Expect some wild gambles at Vegas

LAS VEGAS -- Drivers, put on your big-boy and big-girl pants and hope you don't soil yourself. Sunday is your bravery test.

The Las Vegas Indy 300 (3 p.m. ET, ABC), the season finale for the IndyCar Series, is the open-wheel version of restrictor-plate racing on steroids -- cars without fenders, inches apart, often three-wide at more than 220 mph.

Imagine if NASCAR ended the Chase at Talladega. That's what it's like for Dario Franchitti and Will Power -- the two men hoping to win the season title by beating the odds and avoiding disaster.

Power, who needs to make up ground on Franchitti to win the 2011 championship, doesn't like this style of racing one darn bit.

The 30-year-old Aussie stormed into the media center Friday after qualifying a disappointing 17th on the 1.5-mile Las Vegas Motor Speedway oval, clearly in no mood for friendly chit-chat.

"There's nothing to talk about," Power said when asked about his qualifying attempt. "A lap around this joint, flat out, is so brainlessly easy. But what it did do is put us back in the pack, which is not brainlessly easy."

If attitude matters, I don't like Power's chances of making up the 18 points he needs to catch Franchitti, who starts outside of Power on the ninth row in the 34-car field.
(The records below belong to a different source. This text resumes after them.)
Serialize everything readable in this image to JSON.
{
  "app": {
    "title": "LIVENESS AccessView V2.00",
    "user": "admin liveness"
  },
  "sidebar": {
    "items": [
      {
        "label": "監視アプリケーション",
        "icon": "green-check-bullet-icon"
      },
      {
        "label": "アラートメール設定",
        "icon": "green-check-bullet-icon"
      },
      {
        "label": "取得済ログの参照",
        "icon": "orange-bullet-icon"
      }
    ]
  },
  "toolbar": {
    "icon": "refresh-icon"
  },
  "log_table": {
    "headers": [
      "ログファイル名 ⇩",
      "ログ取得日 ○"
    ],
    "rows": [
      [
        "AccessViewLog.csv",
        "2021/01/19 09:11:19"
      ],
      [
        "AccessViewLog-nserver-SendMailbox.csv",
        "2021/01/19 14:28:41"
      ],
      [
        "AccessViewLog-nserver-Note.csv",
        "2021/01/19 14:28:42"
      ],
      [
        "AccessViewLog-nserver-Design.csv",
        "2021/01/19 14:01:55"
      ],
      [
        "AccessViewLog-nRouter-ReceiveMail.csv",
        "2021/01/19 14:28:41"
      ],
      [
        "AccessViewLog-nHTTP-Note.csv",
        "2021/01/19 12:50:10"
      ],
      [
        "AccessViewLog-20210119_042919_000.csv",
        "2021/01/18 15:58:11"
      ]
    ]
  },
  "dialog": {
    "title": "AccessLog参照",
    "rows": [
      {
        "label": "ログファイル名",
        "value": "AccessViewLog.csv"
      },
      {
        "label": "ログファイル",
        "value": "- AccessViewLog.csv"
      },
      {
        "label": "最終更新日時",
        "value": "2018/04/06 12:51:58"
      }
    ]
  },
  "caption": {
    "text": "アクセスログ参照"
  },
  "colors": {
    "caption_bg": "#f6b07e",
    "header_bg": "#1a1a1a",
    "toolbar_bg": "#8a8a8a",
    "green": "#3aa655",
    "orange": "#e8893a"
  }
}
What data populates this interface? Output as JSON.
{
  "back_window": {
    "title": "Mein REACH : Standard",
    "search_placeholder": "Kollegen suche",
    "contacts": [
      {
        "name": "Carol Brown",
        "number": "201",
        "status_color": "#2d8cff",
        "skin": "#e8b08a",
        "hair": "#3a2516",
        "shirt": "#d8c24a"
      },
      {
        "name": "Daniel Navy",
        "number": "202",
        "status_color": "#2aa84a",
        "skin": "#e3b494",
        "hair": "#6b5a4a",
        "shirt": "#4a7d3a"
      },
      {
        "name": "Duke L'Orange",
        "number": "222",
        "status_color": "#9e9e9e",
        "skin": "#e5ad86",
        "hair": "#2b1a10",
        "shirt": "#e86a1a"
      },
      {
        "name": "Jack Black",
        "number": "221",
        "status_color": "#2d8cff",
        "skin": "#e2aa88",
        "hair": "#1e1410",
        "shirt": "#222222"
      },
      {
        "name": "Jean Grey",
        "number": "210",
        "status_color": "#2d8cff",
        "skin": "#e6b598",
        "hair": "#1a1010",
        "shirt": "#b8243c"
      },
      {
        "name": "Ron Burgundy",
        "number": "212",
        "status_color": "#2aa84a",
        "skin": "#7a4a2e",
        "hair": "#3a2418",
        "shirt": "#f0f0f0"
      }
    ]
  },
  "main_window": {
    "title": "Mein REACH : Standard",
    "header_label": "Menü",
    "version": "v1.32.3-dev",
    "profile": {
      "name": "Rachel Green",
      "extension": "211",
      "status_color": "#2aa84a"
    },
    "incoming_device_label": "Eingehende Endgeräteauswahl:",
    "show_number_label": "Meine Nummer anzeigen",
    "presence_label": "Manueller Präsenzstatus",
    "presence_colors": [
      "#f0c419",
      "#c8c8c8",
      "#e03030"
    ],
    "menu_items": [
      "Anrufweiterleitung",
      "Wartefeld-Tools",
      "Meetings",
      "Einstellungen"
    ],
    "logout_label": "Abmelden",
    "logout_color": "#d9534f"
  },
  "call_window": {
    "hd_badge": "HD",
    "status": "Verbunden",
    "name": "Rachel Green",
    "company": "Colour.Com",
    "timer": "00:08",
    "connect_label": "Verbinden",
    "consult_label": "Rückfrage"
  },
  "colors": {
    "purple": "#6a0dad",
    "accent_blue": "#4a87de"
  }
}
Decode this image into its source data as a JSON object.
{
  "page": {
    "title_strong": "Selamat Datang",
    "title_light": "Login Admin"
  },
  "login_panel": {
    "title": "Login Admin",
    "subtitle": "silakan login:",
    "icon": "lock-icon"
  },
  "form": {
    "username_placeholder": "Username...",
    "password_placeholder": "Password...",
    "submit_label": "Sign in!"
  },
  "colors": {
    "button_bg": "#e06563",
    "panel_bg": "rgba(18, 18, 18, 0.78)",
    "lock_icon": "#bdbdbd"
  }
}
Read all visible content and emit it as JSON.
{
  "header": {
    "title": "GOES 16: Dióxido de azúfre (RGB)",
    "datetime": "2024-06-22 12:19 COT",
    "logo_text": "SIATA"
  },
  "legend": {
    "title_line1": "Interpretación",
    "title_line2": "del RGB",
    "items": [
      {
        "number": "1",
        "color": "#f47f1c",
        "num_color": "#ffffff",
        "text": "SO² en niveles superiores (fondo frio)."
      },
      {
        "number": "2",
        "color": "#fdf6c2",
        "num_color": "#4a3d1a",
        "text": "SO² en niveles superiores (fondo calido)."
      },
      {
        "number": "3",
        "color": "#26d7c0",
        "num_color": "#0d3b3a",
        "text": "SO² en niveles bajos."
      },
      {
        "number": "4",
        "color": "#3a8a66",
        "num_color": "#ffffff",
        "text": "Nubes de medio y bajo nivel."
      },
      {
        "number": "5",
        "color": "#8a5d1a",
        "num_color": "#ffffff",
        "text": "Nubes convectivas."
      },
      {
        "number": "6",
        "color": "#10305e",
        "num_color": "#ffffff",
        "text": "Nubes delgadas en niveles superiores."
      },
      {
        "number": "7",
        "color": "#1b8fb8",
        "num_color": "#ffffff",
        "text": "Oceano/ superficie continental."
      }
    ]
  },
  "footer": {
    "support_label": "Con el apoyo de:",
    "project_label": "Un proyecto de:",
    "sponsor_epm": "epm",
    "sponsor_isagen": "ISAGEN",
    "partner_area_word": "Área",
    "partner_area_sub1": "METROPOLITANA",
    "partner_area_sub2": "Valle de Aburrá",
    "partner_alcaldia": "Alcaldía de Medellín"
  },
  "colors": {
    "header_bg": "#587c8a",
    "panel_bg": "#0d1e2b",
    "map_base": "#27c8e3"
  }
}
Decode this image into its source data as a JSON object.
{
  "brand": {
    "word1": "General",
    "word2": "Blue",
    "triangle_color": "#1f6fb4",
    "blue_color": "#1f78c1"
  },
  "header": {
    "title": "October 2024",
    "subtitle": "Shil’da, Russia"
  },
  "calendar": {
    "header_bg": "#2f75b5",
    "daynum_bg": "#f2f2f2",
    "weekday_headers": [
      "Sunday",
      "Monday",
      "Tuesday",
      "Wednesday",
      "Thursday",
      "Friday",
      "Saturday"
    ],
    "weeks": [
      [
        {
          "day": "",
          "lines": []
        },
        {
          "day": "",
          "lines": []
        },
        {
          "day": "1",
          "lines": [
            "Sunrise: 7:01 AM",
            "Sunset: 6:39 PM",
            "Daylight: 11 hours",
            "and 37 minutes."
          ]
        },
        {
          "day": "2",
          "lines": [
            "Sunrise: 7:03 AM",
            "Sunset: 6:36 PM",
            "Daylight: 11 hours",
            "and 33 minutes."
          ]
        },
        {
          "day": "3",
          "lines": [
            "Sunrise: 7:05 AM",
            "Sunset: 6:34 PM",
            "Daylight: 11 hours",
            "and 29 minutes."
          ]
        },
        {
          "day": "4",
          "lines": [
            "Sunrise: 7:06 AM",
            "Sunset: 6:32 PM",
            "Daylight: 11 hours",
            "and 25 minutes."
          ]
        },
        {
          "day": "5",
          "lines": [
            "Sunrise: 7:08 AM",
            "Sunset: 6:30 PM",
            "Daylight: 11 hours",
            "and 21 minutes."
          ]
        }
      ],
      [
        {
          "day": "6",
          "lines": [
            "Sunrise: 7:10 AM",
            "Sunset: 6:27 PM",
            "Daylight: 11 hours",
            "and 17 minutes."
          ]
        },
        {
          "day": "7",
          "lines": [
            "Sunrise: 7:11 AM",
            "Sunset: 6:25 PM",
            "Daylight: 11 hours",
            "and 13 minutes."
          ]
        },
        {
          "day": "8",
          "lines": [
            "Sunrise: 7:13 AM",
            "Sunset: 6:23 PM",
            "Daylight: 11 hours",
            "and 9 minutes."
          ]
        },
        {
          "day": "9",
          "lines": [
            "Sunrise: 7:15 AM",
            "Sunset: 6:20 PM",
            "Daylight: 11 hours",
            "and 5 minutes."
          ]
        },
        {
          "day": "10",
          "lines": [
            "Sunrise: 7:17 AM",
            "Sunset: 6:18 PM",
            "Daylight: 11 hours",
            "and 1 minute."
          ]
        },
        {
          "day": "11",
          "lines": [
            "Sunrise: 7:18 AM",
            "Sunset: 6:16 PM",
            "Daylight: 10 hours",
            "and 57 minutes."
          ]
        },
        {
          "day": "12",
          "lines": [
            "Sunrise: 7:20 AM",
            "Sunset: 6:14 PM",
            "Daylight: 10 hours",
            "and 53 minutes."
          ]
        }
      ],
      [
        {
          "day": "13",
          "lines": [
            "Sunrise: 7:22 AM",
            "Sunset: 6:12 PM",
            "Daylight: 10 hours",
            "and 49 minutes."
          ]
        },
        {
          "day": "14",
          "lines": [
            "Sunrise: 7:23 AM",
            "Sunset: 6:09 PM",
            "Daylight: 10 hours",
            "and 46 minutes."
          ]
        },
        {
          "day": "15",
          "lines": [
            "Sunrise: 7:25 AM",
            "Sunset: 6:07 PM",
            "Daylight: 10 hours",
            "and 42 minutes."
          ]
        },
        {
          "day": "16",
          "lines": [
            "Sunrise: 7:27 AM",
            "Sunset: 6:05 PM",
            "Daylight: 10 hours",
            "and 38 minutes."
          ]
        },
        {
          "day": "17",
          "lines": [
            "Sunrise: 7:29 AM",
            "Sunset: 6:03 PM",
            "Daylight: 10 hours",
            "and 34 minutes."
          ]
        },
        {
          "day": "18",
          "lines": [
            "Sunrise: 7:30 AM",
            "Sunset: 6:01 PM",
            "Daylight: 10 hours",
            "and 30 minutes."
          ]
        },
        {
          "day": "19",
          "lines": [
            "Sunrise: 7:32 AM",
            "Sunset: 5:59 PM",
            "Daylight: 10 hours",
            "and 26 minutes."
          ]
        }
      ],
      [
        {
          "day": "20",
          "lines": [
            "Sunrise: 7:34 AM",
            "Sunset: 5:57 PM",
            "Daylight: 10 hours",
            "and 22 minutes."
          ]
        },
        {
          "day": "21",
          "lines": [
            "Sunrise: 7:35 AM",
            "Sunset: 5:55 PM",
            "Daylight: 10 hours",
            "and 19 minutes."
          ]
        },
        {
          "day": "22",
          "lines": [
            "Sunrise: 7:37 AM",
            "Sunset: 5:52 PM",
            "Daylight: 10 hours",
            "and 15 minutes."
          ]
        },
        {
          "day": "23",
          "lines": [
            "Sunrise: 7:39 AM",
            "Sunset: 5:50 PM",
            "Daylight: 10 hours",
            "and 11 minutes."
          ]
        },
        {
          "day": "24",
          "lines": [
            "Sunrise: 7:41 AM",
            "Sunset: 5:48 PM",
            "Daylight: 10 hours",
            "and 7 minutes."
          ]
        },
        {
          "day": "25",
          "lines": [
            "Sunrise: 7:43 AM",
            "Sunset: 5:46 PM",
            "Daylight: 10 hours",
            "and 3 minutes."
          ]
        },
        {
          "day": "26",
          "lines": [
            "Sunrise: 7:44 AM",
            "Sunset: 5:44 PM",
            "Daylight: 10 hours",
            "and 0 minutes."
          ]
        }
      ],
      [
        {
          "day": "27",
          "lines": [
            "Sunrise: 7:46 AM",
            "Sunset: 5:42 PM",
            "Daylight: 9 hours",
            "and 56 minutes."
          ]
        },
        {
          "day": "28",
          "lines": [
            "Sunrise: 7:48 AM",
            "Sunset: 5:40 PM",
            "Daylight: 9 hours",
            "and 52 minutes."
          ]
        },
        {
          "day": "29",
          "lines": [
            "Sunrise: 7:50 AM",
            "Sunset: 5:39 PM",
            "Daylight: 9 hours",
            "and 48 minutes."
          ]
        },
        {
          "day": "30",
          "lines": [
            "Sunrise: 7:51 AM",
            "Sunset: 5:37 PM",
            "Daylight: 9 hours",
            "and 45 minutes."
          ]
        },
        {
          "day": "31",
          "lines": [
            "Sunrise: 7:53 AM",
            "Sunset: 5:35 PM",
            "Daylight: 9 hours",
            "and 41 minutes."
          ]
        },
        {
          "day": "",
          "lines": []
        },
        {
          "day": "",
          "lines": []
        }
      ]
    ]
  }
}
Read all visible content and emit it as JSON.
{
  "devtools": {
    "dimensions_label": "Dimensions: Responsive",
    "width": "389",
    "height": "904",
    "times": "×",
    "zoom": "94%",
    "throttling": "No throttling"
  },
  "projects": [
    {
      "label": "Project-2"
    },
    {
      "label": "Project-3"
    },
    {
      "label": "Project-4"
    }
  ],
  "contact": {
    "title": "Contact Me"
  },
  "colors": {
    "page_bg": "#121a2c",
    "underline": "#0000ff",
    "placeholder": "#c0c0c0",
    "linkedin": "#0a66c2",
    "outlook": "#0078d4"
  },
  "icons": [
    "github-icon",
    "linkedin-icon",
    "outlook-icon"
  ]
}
Franchitti entered the media center calm and collected, the difference between a three-time champion and someone trying to win his first title.

"Whatever happens, it's going to be a tough race for us both," Franchitti said, who admits this race is constantly in his thoughts. "I think there's a difference between thinking about it all the time and being stressed. Just because I think about it all the time doesn't mean I'm stressed."

The 38-year-old Scotsman looks about as stressed as a guy laying on a beach in Maui.

Pole-winner Tony Kanaan, Franchitti's longtime friend and former teammate, says Franchitti can handle the pressure.

"As an old person that has been around for a long time, I know this guy [looking at Dario] way too well to believe he's nervous," the 36-year-old Kanaan said. "I think he knows exactly what he needs to do."

Power, on the other hand, looks like a guy at the roulette table with a million bucks riding on the next spin of the wheel.

"I think this oval racing, when you're flat-out 100 percent the whole race, is just kind of ridiculous," Power said. "There's no real strategy. It's going to be really difficult because it's such a pack race, which is really quite intense."

Yes, it is intense. Isn't that what auto racing is all about?

Along with ripping oval racing, Power also confronted driver Oriol Servia in the media center Friday when Servia questioned some of Power's statements.

Power turned around, glared at Servia and said, "What did I say?" wanting Servia to explain his comment that Power had contradicted his statements from Kentucky two weeks ago on the difficulty of high-speed ovals.

Servia, who starts next to Kanaan on the front row, pointed out how Team Penske doesn't have the qualifying dominance it once had on these tracks. Ryan Briscoe's was the best Penske car, qualifying fifth. Helio Castroneves was 11th and Power was the worst of the three.

"Will obviously has his opinion," Servia said. "But isn't it interesting that it used to be if you came to a track like this and it was all engineering, so Penske was going to win the pole? It was just a matter if they got the top three spots or the top two."

Of course, it isn't where you start that counts. And where you start typically doesn't mean much on big ovals where drafting skills and making the right moves at the right time will get a driver to the front in a hurry.

"I don't think anybody is going to hide from the pack," Kanaan said. "It's going to be quite crazy."

Servia was asked if he expected to see a lot of three-wide racing.

"No, I expect four-wide, and I'm not joking," he said. "And it's not just going to be one row like that. I expect it to be really hairy and dangerous, and that's exciting for the fans watching at home and here.

"It's going to be a bit of Vegas gambling, depending which row you are. If there are fast cars on your row, or your lane, it's going to be your best shot at winning."

Dan Wheldon, the 2011 Indy 500 winner, will take his best shot at winning a $5 million bonus. Wheldon, who only competed in two previous races this season, is the only driver eligible for the bonus as a non-IndyCar regular this season trying to win the final race. He will split the money with a lucky fan if he wins, but he's starting at the back of the field.

And Danica Patrick, who usually excels in this type of racing, hopes to end her IndyCar Series career with a victory, something she has done only once in seven years.

"It's friggin' fast here," Patrick said after turning a lap at 224 mph in practice. "We'll be three-wide out there. The race is going to be crazy and the crashes will be spectacular. Nothing would let me turn the page better than winning here."

Ladies and gentlemen, strap in and take your chances. It's your bravery test. May the best man, or woman, win.

Terry Blount is a senior writer for ESPN.com. He is the author of "The Blount Report: NASCAR's Most Overrated and Underrated Drivers, Cars, Teams, and Tracks." He can be reached at terry@blountspeak.com.